# Sketch $f(x)=\sin x+\frac{1}{x}$ and local maxima and minima, intervals of increase and decrease,

Sketch $f(x)=\sin x+\frac{1}{x}$ finding local maxima and minima, intervals of increase and decrease. I'm trying to use differentiation to draw this picture and find critical points.

So, I get $f'(x)=\cos x-\frac{1}{x^2}$ However, I'll have to deal with inequality $f'(x)>0$, $f'(x)<0$, and $f'(x)=0$, I feel I lack an ability to solve an equation like this. So is there any better way to find local maximun and minumum for this function?

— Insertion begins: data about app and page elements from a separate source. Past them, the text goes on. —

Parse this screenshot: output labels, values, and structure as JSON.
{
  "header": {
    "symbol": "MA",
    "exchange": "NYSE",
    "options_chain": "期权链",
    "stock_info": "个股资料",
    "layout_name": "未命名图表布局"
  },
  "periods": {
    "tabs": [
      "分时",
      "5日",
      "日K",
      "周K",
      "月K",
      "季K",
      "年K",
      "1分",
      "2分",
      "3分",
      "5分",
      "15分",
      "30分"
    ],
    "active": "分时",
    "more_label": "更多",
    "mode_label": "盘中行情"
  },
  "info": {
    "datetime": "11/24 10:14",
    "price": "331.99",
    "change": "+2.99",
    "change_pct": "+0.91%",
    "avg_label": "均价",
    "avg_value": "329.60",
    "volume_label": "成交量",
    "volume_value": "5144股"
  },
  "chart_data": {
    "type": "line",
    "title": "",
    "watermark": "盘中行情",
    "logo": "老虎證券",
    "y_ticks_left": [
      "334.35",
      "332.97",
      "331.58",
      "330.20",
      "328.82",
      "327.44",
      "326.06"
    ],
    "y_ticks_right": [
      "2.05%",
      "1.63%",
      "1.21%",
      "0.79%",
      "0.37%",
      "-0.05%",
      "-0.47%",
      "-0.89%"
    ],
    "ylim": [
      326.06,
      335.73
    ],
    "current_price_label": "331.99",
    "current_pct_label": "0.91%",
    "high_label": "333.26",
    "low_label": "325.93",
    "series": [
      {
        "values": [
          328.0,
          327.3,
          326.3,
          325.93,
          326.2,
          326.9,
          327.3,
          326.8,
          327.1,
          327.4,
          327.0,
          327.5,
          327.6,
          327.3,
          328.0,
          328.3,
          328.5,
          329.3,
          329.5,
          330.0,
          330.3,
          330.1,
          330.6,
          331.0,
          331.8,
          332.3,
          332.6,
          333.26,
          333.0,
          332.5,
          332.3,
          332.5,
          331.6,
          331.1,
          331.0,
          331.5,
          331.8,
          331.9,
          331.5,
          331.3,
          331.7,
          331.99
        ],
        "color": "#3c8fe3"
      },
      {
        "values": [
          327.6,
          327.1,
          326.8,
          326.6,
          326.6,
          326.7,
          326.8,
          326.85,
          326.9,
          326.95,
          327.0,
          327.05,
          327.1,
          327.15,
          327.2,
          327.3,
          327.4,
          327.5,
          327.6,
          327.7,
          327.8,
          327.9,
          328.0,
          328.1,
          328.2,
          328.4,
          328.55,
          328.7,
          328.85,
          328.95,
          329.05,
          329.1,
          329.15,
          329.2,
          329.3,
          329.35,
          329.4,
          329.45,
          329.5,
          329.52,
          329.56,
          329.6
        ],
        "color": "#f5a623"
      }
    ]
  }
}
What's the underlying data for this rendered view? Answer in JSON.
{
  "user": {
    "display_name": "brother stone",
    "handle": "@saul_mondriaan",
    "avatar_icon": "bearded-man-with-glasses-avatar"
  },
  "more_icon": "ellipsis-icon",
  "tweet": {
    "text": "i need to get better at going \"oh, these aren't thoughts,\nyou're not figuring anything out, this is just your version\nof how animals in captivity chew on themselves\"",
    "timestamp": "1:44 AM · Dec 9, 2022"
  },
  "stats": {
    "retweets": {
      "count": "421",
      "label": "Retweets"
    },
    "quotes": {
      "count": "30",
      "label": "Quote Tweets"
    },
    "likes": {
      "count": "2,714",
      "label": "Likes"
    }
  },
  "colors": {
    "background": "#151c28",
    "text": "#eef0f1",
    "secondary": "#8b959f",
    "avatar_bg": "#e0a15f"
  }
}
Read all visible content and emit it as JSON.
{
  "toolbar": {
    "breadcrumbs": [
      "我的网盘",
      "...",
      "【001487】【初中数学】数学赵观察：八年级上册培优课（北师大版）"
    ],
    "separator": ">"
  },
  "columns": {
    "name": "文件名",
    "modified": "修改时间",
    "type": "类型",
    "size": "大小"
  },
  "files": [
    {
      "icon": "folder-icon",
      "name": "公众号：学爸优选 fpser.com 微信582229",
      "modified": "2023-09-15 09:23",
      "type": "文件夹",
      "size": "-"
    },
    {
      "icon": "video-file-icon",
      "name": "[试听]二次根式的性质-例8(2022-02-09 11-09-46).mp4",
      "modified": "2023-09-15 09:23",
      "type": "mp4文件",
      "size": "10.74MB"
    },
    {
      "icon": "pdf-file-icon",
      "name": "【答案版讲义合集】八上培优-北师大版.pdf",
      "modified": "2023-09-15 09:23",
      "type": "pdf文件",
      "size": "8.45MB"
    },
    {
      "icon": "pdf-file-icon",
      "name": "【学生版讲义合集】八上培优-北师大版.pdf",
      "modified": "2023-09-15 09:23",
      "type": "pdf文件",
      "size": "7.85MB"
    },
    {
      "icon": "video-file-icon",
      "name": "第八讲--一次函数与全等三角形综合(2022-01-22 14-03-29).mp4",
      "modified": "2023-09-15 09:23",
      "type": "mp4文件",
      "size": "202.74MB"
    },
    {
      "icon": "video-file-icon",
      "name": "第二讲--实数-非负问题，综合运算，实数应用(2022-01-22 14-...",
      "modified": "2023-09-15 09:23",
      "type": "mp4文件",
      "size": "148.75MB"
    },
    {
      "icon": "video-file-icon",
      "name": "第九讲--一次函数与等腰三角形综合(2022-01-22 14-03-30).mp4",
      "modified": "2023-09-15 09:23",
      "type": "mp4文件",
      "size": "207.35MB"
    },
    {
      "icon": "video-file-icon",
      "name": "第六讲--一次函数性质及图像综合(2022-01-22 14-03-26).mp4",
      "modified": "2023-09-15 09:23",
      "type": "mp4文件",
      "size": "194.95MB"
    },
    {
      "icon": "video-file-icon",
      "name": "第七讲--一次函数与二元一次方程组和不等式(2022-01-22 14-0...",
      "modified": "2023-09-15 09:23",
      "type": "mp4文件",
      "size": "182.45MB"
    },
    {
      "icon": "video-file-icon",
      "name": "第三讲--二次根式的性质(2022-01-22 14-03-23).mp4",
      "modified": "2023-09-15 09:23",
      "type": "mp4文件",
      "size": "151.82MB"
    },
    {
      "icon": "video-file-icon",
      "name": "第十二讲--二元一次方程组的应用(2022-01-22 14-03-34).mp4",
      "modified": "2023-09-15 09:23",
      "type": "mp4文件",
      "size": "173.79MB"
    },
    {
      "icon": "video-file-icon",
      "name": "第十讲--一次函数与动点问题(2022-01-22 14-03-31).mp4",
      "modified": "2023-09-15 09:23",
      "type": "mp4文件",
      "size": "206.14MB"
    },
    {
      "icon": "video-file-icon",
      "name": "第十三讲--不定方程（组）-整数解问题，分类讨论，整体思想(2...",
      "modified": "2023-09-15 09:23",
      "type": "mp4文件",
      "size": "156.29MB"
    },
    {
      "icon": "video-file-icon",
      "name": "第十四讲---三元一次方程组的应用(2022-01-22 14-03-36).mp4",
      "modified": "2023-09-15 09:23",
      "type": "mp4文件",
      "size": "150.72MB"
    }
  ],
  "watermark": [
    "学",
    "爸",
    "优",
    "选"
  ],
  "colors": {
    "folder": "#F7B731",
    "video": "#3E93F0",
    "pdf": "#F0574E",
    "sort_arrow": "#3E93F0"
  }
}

For $f'$, note that, if $|x| < 1$, then $f'(x) \ne 0$ (do you see why?).
Also, for large $x$, since $\cos(x) =\sin(\pi/2-x)$, you want $\sin(\pi/2-x)$ small. Therefore, $\pi/2-x$ has to be close to a multiple of $\pi$, since that is when $\sin$ is small. So, let $\pi/2 -x=\pi n +z$, where $z$ is small. Then $\cos(x) =\sin(\pi/2-x) =\sin(\pi n+z) \approx (-1)^n z$, so $\frac1{x^2} \approx (-1)^n z \approx (-1)^n (\pi/2-\pi n)-x$.
Since $x$ is large, $x \approx (-1)^n (\pi/2-\pi n)$.
Plot $f$ and $f'$ and see if these remarks agree with what you see.
Remember, the most useful approximation for trig functions is $\sin(x) \approx x$ for small $x$.
• I understand how you get $x$ for $f'(x)=0$ But I still don't know how to calculate the range of an inequality as $f'(x)>0$ and $f'(x)<0$ Can you show me how to get the interval? – XXWANGL Nov 29 '15 at 23:16